Andrew JacksonIn a recent blog on the Greensboro, N.C. News-Record site, Doug Clark proclaims that “Maybe it’s time to send for President Andrew Jackson, who called the nullification movement of his day–also centered in South Carolina–treason.”

What on earth would prompt Mr. Clark to channel “Old Hickory”? Why, none other than South Carolina’s “right wingers,” celebrating the recent passage of a South Carolina house bill “that supposedly nullifies parts of the Affordable Care Act, or Obamacare.” Mr. Clark also mentions that Michael Boldin of the Tenth Amendment Center, “crowed” his approval of the South Carolina push-back.

Bringing Jackson back may not help Clark’s argument–as it is–against the time-honored practice of nullification. Clark explains why Jackson is the go-to guy to put the S.C. nullifiers in their place when he references South Carolina’s revolt against President Jackson and the federal government’s 1828 “Tariff of Abominations,” which not only raised the ire of South Carolina, but of other Southern states as well.

To make his “point” against nullification, Clarke quotes Jackson, who tried to put South Carolina in its place by saying, “If one drop of blood be shed there in defense of the laws of the United States, I will hang the first man of them I can get my hands on to the first tree I can find.” (Jackson was good at bluster.)

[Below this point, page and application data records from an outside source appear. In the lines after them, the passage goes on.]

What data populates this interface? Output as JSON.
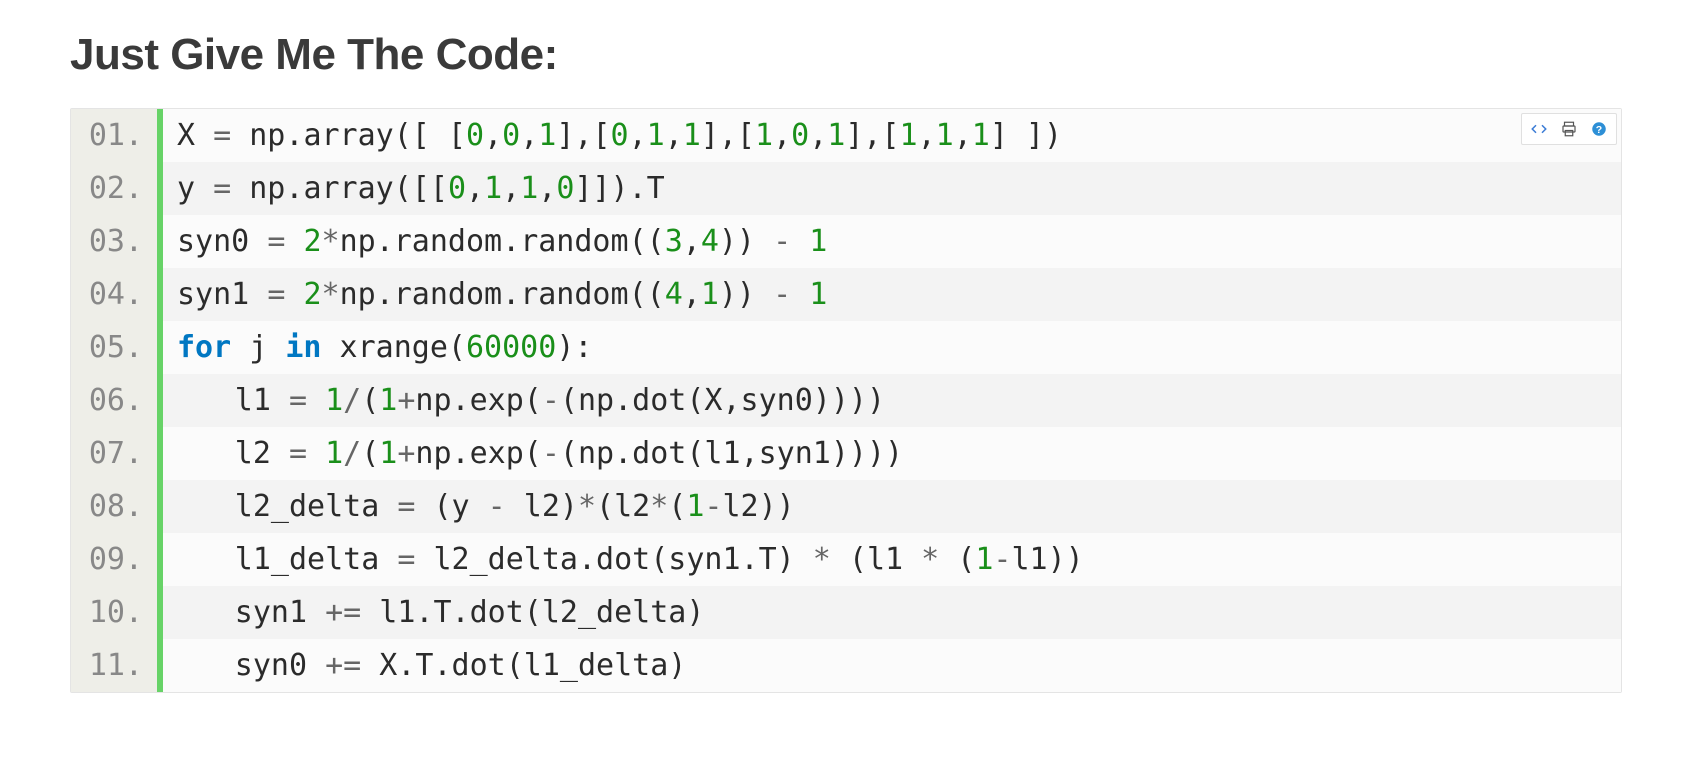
{
  "heading": "Just Give Me The Code:",
  "toolbar": {
    "view_source_title": "view source",
    "print_title": "print",
    "help_title": "help"
  },
  "code": {
    "lines": [
      {
        "n": "01.",
        "tokens": [
          {
            "t": "X ",
            "c": "id"
          },
          {
            "t": "=",
            "c": "op"
          },
          {
            "t": " np",
            "c": "id"
          },
          {
            "t": ".",
            "c": "punc"
          },
          {
            "t": "array",
            "c": "id"
          },
          {
            "t": "([ [",
            "c": "punc"
          },
          {
            "t": "0",
            "c": "num"
          },
          {
            "t": ",",
            "c": "punc"
          },
          {
            "t": "0",
            "c": "num"
          },
          {
            "t": ",",
            "c": "punc"
          },
          {
            "t": "1",
            "c": "num"
          },
          {
            "t": "],[",
            "c": "punc"
          },
          {
            "t": "0",
            "c": "num"
          },
          {
            "t": ",",
            "c": "punc"
          },
          {
            "t": "1",
            "c": "num"
          },
          {
            "t": ",",
            "c": "punc"
          },
          {
            "t": "1",
            "c": "num"
          },
          {
            "t": "],[",
            "c": "punc"
          },
          {
            "t": "1",
            "c": "num"
          },
          {
            "t": ",",
            "c": "punc"
          },
          {
            "t": "0",
            "c": "num"
          },
          {
            "t": ",",
            "c": "punc"
          },
          {
            "t": "1",
            "c": "num"
          },
          {
            "t": "],[",
            "c": "punc"
          },
          {
            "t": "1",
            "c": "num"
          },
          {
            "t": ",",
            "c": "punc"
          },
          {
            "t": "1",
            "c": "num"
          },
          {
            "t": ",",
            "c": "punc"
          },
          {
            "t": "1",
            "c": "num"
          },
          {
            "t": "] ])",
            "c": "punc"
          }
        ]
      },
      {
        "n": "02.",
        "tokens": [
          {
            "t": "y ",
            "c": "id"
          },
          {
            "t": "=",
            "c": "op"
          },
          {
            "t": " np",
            "c": "id"
          },
          {
            "t": ".",
            "c": "punc"
          },
          {
            "t": "array",
            "c": "id"
          },
          {
            "t": "([[",
            "c": "punc"
          },
          {
            "t": "0",
            "c": "num"
          },
          {
            "t": ",",
            "c": "punc"
          },
          {
            "t": "1",
            "c": "num"
          },
          {
            "t": ",",
            "c": "punc"
          },
          {
            "t": "1",
            "c": "num"
          },
          {
            "t": ",",
            "c": "punc"
          },
          {
            "t": "0",
            "c": "num"
          },
          {
            "t": "]]).",
            "c": "punc"
          },
          {
            "t": "T",
            "c": "id"
          }
        ]
      },
      {
        "n": "03.",
        "tokens": [
          {
            "t": "syn0 ",
            "c": "id"
          },
          {
            "t": "=",
            "c": "op"
          },
          {
            "t": " ",
            "c": "id"
          },
          {
            "t": "2",
            "c": "num"
          },
          {
            "t": "*",
            "c": "op"
          },
          {
            "t": "np",
            "c": "id"
          },
          {
            "t": ".",
            "c": "punc"
          },
          {
            "t": "random",
            "c": "id"
          },
          {
            "t": ".",
            "c": "punc"
          },
          {
            "t": "random",
            "c": "id"
          },
          {
            "t": "((",
            "c": "punc"
          },
          {
            "t": "3",
            "c": "num"
          },
          {
            "t": ",",
            "c": "punc"
          },
          {
            "t": "4",
            "c": "num"
          },
          {
            "t": ")) ",
            "c": "punc"
          },
          {
            "t": "-",
            "c": "op"
          },
          {
            "t": " ",
            "c": "id"
          },
          {
            "t": "1",
            "c": "num"
          }
        ]
      },
      {
        "n": "04.",
        "tokens": [
          {
            "t": "syn1 ",
            "c": "id"
          },
          {
            "t": "=",
            "c": "op"
          },
          {
            "t": " ",
            "c": "id"
          },
          {
            "t": "2",
            "c": "num"
          },
          {
            "t": "*",
            "c": "op"
          },
          {
            "t": "np",
            "c": "id"
          },
          {
            "t": ".",
            "c": "punc"
          },
          {
            "t": "random",
            "c": "id"
          },
          {
            "t": ".",
            "c": "punc"
          },
          {
            "t": "random",
            "c": "id"
          },
          {
            "t": "((",
            "c": "punc"
          },
          {
            "t": "4",
            "c": "num"
          },
          {
            "t": ",",
            "c": "punc"
          },
          {
            "t": "1",
            "c": "num"
          },
          {
            "t": ")) ",
            "c": "punc"
          },
          {
            "t": "-",
            "c": "op"
          },
          {
            "t": " ",
            "c": "id"
          },
          {
            "t": "1",
            "c": "num"
          }
        ]
      },
      {
        "n": "05.",
        "tokens": [
          {
            "t": "for",
            "c": "kw"
          },
          {
            "t": " j ",
            "c": "id"
          },
          {
            "t": "in",
            "c": "kw"
          },
          {
            "t": " xrange(",
            "c": "id"
          },
          {
            "t": "60000",
            "c": "num"
          },
          {
            "t": "):",
            "c": "punc"
          }
        ]
      },
      {
        "n": "06.",
        "indent": 1,
        "tokens": [
          {
            "t": "l1 ",
            "c": "id"
          },
          {
            "t": "=",
            "c": "op"
          },
          {
            "t": " ",
            "c": "id"
          },
          {
            "t": "1",
            "c": "num"
          },
          {
            "t": "/",
            "c": "op"
          },
          {
            "t": "(",
            "c": "punc"
          },
          {
            "t": "1",
            "c": "num"
          },
          {
            "t": "+",
            "c": "op"
          },
          {
            "t": "np",
            "c": "id"
          },
          {
            "t": ".",
            "c": "punc"
          },
          {
            "t": "exp",
            "c": "id"
          },
          {
            "t": "(",
            "c": "punc"
          },
          {
            "t": "-",
            "c": "op"
          },
          {
            "t": "(np",
            "c": "id"
          },
          {
            "t": ".",
            "c": "punc"
          },
          {
            "t": "dot",
            "c": "id"
          },
          {
            "t": "(X,syn0))))",
            "c": "punc"
          }
        ]
      },
      {
        "n": "07.",
        "indent": 1,
        "tokens": [
          {
            "t": "l2 ",
            "c": "id"
          },
          {
            "t": "=",
            "c": "op"
          },
          {
            "t": " ",
            "c": "id"
          },
          {
            "t": "1",
            "c": "num"
          },
          {
            "t": "/",
            "c": "op"
          },
          {
            "t": "(",
            "c": "punc"
          },
          {
            "t": "1",
            "c": "num"
          },
          {
            "t": "+",
            "c": "op"
          },
          {
            "t": "np",
            "c": "id"
          },
          {
            "t": ".",
            "c": "punc"
          },
          {
            "t": "exp",
            "c": "id"
          },
          {
            "t": "(",
            "c": "punc"
          },
          {
            "t": "-",
            "c": "op"
          },
          {
            "t": "(np",
            "c": "id"
          },
          {
            "t": ".",
            "c": "punc"
          },
          {
            "t": "dot",
            "c": "id"
          },
          {
            "t": "(l1,syn1))))",
            "c": "punc"
          }
        ]
      },
      {
        "n": "08.",
        "indent": 1,
        "tokens": [
          {
            "t": "l2_delta ",
            "c": "id"
          },
          {
            "t": "=",
            "c": "op"
          },
          {
            "t": " (y ",
            "c": "id"
          },
          {
            "t": "-",
            "c": "op"
          },
          {
            "t": " l2)",
            "c": "id"
          },
          {
            "t": "*",
            "c": "op"
          },
          {
            "t": "(l2",
            "c": "id"
          },
          {
            "t": "*",
            "c": "op"
          },
          {
            "t": "(",
            "c": "punc"
          },
          {
            "t": "1",
            "c": "num"
          },
          {
            "t": "-",
            "c": "op"
          },
          {
            "t": "l2))",
            "c": "id"
          }
        ]
      },
      {
        "n": "09.",
        "indent": 1,
        "tokens": [
          {
            "t": "l1_delta ",
            "c": "id"
          },
          {
            "t": "=",
            "c": "op"
          },
          {
            "t": " l2_delta",
            "c": "id"
          },
          {
            "t": ".",
            "c": "punc"
          },
          {
            "t": "dot",
            "c": "id"
          },
          {
            "t": "(syn1",
            "c": "id"
          },
          {
            "t": ".",
            "c": "punc"
          },
          {
            "t": "T) ",
            "c": "id"
          },
          {
            "t": "*",
            "c": "op"
          },
          {
            "t": " (l1 ",
            "c": "id"
          },
          {
            "t": "*",
            "c": "op"
          },
          {
            "t": " (",
            "c": "id"
          },
          {
            "t": "1",
            "c": "num"
          },
          {
            "t": "-",
            "c": "op"
          },
          {
            "t": "l1))",
            "c": "id"
          }
        ]
      },
      {
        "n": "10.",
        "indent": 1,
        "tokens": [
          {
            "t": "syn1 ",
            "c": "id"
          },
          {
            "t": "+",
            "c": "op"
          },
          {
            "t": "=",
            "c": "op"
          },
          {
            "t": " l1",
            "c": "id"
          },
          {
            "t": ".",
            "c": "punc"
          },
          {
            "t": "T",
            "c": "id"
          },
          {
            "t": ".",
            "c": "punc"
          },
          {
            "t": "dot",
            "c": "id"
          },
          {
            "t": "(l2_delta)",
            "c": "punc"
          }
        ]
      },
      {
        "n": "11.",
        "indent": 1,
        "tokens": [
          {
            "t": "syn0 ",
            "c": "id"
          },
          {
            "t": "+",
            "c": "op"
          },
          {
            "t": "=",
            "c": "op"
          },
          {
            "t": " X",
            "c": "id"
          },
          {
            "t": ".",
            "c": "punc"
          },
          {
            "t": "T",
            "c": "id"
          },
          {
            "t": ".",
            "c": "punc"
          },
          {
            "t": "dot",
            "c": "id"
          },
          {
            "t": "(l1_delta)",
            "c": "punc"
          }
        ]
      }
    ]
  }
}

Clark conveniently leaves out the part where President Jackson eventually backed down when Henry Clay brokered a compromise with South Carolina lowering the tariff, bringing relief to all of the other affected states as well–just like the partial nullification of Obamacare example. He also fails to mention Jackson once allowed Georgia to ignore Supreme Court orders relating to the treatment of the Cherokees.

Clark also doesn’t mention that Jackson himself turned